Task goal => Using the records underneath, tally the lines where the word "Vertex" appears and please give only the count.

Information provided =>
┏━━

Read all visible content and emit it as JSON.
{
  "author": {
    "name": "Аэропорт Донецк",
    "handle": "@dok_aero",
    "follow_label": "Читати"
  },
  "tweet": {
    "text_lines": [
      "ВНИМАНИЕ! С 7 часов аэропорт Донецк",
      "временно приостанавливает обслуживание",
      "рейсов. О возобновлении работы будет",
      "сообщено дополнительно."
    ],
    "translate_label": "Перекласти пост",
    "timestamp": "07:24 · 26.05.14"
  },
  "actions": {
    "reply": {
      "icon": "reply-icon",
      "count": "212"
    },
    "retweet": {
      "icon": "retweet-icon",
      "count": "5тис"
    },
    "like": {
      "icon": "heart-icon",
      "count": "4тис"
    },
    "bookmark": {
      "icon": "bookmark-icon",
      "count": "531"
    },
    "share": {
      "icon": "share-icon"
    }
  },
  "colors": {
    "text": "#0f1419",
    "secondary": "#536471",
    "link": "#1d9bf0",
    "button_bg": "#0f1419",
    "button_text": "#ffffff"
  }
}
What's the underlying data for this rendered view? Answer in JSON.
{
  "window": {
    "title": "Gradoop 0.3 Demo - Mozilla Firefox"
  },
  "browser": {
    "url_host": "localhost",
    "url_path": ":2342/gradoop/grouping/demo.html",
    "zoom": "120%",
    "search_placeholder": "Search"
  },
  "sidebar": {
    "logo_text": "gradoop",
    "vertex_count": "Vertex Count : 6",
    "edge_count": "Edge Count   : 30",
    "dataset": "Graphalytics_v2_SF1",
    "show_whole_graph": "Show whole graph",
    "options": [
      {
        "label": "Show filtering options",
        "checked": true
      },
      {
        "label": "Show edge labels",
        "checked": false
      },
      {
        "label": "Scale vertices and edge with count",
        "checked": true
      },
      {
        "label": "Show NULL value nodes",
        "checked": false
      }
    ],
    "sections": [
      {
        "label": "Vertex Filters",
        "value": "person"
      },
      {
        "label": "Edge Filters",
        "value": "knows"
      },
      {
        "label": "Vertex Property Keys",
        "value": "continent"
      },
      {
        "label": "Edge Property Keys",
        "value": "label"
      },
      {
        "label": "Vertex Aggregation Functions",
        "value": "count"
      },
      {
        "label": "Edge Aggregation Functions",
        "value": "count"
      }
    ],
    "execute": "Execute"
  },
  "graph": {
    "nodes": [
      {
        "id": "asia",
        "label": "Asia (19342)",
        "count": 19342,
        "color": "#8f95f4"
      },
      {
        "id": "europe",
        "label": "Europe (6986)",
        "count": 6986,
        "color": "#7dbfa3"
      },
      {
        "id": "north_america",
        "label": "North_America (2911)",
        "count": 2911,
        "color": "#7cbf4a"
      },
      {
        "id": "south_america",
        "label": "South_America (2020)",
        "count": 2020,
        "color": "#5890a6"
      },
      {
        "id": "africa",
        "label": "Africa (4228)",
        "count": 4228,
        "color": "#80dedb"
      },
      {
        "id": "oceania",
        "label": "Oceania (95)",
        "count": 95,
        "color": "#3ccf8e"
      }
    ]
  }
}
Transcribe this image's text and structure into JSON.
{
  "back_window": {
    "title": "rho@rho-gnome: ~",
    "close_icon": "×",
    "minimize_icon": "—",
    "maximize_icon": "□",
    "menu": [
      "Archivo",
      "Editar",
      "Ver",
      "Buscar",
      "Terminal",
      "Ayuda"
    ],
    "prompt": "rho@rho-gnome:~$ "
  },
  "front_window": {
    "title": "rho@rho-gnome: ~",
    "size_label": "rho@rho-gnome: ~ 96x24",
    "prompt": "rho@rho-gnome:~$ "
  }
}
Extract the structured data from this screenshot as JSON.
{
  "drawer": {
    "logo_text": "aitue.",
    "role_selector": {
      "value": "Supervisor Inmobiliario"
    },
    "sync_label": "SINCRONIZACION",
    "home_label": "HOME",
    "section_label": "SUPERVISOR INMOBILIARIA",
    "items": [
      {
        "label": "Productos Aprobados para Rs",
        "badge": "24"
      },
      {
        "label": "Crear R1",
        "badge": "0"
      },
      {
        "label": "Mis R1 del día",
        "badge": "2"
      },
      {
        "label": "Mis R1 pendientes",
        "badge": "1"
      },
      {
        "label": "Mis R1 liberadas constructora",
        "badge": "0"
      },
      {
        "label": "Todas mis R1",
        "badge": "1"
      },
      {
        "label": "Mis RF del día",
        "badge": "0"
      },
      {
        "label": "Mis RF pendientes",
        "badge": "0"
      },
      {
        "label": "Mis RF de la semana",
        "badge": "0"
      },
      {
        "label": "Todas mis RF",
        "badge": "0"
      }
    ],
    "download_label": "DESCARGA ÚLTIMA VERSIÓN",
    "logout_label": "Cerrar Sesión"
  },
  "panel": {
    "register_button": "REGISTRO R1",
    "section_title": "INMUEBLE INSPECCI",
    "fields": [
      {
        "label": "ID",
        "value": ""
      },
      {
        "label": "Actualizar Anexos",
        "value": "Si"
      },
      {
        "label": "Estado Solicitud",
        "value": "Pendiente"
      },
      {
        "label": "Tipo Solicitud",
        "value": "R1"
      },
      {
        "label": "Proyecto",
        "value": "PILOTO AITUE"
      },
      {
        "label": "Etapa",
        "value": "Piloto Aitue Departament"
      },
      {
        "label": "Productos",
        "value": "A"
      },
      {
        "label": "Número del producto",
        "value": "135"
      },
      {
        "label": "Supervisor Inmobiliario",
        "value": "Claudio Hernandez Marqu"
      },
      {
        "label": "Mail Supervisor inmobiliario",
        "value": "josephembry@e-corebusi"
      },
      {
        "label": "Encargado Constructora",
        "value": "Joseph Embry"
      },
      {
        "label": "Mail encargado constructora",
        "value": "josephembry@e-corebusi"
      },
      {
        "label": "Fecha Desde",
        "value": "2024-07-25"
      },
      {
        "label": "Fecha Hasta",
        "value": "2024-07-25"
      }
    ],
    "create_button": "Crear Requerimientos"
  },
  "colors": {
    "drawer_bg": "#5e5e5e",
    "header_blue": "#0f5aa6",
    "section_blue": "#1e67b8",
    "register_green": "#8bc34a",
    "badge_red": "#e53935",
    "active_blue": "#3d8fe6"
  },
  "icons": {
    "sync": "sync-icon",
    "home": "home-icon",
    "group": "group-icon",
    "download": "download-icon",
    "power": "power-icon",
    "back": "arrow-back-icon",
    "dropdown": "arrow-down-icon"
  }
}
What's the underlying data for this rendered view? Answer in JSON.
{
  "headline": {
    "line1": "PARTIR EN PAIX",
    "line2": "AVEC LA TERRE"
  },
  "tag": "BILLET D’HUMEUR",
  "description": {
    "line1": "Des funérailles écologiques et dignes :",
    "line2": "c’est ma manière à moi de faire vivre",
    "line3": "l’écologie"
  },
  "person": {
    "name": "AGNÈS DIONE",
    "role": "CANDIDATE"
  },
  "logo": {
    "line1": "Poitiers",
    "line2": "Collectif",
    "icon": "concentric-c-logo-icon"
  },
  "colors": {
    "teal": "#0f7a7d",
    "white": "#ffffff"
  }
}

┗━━

Response for this exercise => 4